Unconventional SAT Prep: What I’ve Learned So Far…August 20th, 2007 · 2 comments
Based on the initial responses to my call for unconventional SAT prep strategies, I have extracted a couple early insights. I still want to hear more stories. If you had good luck preparing for the SAT on your own, e-mail me a quick description of what you did.
Some Initial Observations About Self-Preparation for the SAT
- Doing well requires a (very) large volume of practice tests. Much more than most students assume when they consider test prep. Two dozen full sample tests is not uncommon. (As a side note, this reality is much more established among those preparing for the LSATs. I have a three college friends that studied together and all got into to Harvard Law. The defining feature of their strategy: an immense number of practice tests, spread out over an extended period).

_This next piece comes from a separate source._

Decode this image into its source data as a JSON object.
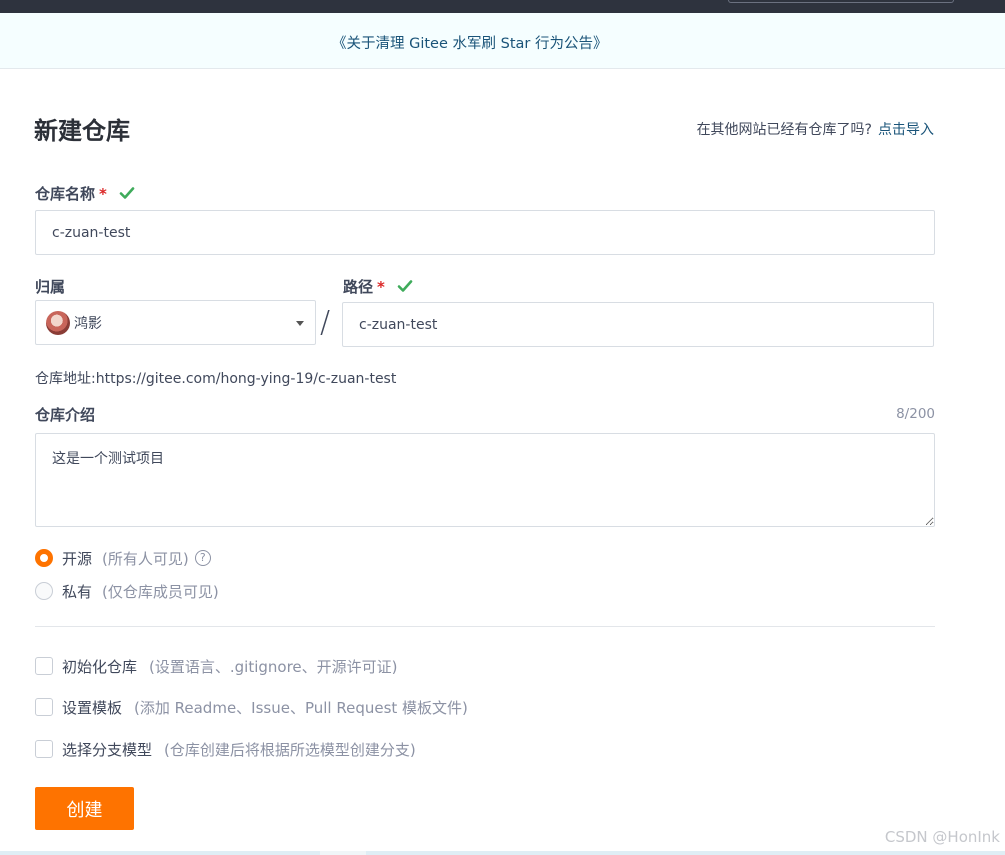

- You must deconstruct every single question you get wrong. Different people have trouble with certain questions for different reasons. By performing a rigorous autopsy on your trouble spots, you develop, over time, an accurate understanding of your weaknesses. This allows custom solutions to fill in these gaps, leading, it seems, to much higher scores than if you follow only the generic strategies of a test prep firm (case in point: joe freakn’ bloggs).